Material for the task —
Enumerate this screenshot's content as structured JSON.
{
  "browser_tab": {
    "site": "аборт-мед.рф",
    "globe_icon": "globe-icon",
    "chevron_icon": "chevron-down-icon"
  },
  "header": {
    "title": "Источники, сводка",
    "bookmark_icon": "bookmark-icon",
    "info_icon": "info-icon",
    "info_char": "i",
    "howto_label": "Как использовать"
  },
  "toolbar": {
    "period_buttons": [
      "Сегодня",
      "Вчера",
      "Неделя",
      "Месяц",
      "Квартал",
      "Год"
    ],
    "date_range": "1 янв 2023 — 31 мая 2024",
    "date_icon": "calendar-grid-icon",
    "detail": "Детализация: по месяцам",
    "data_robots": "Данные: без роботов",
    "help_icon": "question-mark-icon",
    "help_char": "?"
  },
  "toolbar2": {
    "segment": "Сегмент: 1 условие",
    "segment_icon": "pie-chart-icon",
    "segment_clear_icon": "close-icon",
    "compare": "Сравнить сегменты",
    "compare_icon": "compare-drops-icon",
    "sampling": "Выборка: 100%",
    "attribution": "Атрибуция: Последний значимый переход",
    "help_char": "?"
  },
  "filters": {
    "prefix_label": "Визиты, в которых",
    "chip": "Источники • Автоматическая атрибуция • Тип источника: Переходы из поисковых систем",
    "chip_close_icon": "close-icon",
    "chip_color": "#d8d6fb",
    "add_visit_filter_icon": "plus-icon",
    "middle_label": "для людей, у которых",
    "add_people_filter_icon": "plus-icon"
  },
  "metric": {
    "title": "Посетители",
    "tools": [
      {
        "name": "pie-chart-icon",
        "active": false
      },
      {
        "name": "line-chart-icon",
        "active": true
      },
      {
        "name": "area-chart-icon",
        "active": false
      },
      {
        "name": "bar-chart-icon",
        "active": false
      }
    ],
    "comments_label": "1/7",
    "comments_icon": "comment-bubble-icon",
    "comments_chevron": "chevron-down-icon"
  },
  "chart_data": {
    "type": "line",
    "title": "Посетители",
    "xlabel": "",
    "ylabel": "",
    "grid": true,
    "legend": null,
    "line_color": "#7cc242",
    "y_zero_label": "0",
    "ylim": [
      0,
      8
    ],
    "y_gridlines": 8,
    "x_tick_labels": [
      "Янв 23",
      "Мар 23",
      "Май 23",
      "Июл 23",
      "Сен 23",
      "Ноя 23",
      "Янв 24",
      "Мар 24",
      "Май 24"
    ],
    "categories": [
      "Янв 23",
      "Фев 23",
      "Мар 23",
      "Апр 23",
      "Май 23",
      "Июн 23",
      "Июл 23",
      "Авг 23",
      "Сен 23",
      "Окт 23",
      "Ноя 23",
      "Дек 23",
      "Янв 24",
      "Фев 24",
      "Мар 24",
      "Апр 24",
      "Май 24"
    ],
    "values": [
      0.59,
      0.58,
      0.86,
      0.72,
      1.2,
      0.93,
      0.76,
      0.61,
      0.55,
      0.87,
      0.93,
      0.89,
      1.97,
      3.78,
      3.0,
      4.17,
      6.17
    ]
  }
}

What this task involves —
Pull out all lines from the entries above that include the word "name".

Response to the exercise —
        "name": "pie-chart-icon",
        "name": "line-chart-icon",
        "name": "area-chart-icon",
        "name": "bar-chart-icon",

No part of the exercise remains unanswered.